Back to the puasa itself. The fasting practically and physically means not eating, drinking (not even a drop of water) or engaging in any sexual activities during the fast. Very specifically it means nothing may enter any orifice (fancy word for any opening) of the body in a way that is deliberate and satiating (fancy word for satisfying). Under the strictest of that interpretation, one shouldn’t even pick one’s nose while fasting, although if it’s to remove any blockage and not done excessively scholars fairly agree it’s forgivable. Nonetheless, that does make one realise and be grateful that one even has hands to be able to pick one’s nose and clean out a bugger. What if one doesn’t have hands? And what if one doesn’t have food to eat, isn’t that what you feel when you fast? Thus one of the lessons of fasting, among others, is to remind us to be thankful for the things and blessings that God has given us, and be charitable towards those who are less fortunate.

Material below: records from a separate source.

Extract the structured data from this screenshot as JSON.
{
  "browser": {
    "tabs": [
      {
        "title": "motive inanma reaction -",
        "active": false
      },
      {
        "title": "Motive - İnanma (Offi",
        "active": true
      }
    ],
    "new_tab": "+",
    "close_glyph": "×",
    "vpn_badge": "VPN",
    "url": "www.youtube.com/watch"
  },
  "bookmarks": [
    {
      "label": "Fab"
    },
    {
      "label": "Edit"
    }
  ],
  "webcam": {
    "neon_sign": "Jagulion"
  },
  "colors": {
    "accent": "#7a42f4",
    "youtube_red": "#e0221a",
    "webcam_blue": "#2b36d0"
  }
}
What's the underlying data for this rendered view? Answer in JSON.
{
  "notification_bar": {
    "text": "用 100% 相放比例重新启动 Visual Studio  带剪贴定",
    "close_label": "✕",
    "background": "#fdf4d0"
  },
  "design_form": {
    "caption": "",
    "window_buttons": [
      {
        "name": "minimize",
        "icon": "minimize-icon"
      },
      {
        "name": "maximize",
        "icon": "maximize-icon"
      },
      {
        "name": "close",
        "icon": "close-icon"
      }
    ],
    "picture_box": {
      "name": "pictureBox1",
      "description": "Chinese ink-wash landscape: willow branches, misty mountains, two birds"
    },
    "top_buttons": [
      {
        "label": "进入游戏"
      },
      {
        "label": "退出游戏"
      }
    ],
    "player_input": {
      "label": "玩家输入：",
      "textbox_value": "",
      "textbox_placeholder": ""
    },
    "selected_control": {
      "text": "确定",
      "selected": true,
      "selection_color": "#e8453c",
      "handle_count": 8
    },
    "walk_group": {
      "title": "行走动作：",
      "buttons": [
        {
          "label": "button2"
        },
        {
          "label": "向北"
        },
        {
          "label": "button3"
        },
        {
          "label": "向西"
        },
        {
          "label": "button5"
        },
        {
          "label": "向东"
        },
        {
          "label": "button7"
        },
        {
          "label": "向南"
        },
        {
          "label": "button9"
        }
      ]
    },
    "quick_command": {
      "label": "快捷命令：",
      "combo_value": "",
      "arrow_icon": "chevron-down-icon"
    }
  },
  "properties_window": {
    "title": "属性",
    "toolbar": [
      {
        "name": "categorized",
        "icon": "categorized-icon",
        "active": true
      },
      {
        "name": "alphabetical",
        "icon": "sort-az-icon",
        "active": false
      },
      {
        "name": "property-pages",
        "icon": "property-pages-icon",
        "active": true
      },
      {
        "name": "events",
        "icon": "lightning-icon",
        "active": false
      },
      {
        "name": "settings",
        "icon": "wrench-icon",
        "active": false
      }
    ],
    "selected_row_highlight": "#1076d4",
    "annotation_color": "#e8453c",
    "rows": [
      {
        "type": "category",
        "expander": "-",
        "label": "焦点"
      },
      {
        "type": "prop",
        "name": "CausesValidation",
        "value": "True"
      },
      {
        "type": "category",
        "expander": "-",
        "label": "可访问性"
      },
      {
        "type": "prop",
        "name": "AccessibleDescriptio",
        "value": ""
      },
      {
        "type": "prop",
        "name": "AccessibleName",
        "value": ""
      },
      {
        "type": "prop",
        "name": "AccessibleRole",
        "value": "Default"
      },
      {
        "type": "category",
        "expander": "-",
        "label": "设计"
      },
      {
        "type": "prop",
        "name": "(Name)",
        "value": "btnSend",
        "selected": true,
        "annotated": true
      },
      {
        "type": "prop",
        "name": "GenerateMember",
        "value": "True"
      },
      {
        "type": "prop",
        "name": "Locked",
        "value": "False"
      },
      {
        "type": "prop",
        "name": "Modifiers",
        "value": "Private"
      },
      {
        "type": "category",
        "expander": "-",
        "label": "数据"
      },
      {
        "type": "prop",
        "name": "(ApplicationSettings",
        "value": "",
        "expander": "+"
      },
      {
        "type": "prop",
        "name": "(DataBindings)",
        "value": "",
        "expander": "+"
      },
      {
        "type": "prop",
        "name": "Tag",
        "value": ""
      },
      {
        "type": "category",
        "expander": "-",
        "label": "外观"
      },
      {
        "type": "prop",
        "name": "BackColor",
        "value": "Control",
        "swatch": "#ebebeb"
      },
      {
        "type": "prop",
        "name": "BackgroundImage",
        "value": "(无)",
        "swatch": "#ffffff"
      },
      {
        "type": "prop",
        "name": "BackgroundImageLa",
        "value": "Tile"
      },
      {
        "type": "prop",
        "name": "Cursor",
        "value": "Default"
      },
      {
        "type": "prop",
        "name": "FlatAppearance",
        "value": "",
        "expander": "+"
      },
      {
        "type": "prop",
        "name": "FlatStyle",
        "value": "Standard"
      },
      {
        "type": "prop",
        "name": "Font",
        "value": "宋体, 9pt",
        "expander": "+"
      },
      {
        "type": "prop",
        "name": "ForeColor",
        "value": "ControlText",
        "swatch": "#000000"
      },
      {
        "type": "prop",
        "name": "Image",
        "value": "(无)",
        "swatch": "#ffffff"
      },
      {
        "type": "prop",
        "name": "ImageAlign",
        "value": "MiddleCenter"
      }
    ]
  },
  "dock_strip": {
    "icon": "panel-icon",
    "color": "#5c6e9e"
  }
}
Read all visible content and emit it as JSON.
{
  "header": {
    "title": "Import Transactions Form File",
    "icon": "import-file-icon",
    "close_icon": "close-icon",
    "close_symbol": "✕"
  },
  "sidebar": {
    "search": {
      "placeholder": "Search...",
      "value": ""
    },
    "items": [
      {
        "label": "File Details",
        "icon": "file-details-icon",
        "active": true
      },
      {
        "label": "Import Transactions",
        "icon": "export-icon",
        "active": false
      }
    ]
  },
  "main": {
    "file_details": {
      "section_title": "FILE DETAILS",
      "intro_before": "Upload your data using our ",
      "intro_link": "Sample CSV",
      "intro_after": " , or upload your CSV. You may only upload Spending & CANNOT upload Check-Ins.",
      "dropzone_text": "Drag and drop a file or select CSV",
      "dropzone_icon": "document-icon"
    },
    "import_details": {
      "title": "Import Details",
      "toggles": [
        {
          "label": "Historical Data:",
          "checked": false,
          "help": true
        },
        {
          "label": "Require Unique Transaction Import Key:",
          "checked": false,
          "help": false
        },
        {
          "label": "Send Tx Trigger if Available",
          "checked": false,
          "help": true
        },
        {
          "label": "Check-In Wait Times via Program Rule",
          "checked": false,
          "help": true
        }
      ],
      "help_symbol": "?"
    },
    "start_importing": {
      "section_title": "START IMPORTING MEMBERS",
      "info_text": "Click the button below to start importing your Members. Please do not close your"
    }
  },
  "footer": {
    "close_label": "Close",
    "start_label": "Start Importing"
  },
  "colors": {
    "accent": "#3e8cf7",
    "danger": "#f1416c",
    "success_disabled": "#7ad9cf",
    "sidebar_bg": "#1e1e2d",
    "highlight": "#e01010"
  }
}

The actual time of fasting is during the entire daytime. This is from dawn, when the first indication of light is visible in the horizon (note that this is before actual sunrise as the sun’s light appears before the sun itself) and ends exactly at sunset. Both times are marked by an “azan” (or the “bang” in colloquial Malay) i.e. the calls to prayer at Subuh pre-sunrise and then at Maghrib sunset.
Some people also wonder about the annually “changing” times of Ramadhan and Hari Raya, which don’t coincide with the solar or Western calendar. This is because they follow the Islamic calendar, which observes the cycle of the moon, as do the Chinese months although they do not have the same calculation for the year. Interestingly, Hari Raya Puasa will coincide with Chinese New Year every 30-31 years and they will ‘stay together’ within days of each other for 2-3 years before parting; the next “Kongsi Raya” will be in 2029-2031.
There are 12 months in the Islamic calendar but as it follows the shorter moon cycle of about 29.5 days, the Islamic lunar month is less than the usual months’ 30 or 31 days. On average the Islamic year is thus shorter than the solar year by roughly 11-odd days.
This means that the Islamic months, such as Ramadhan, slowly ‘move’ earlier each year throughout the solar years. Actually both the sun and moon are not exactly regular in their relative movements with the earth and that is why there are ‘leap years’ in the solar calendar to catch up, while in the Muslim calendar the actual observation of the moon is made to visually confirm the new crescent moon that marks the start of fasting and then Aidil Fitri.
Selamat Hari Raya!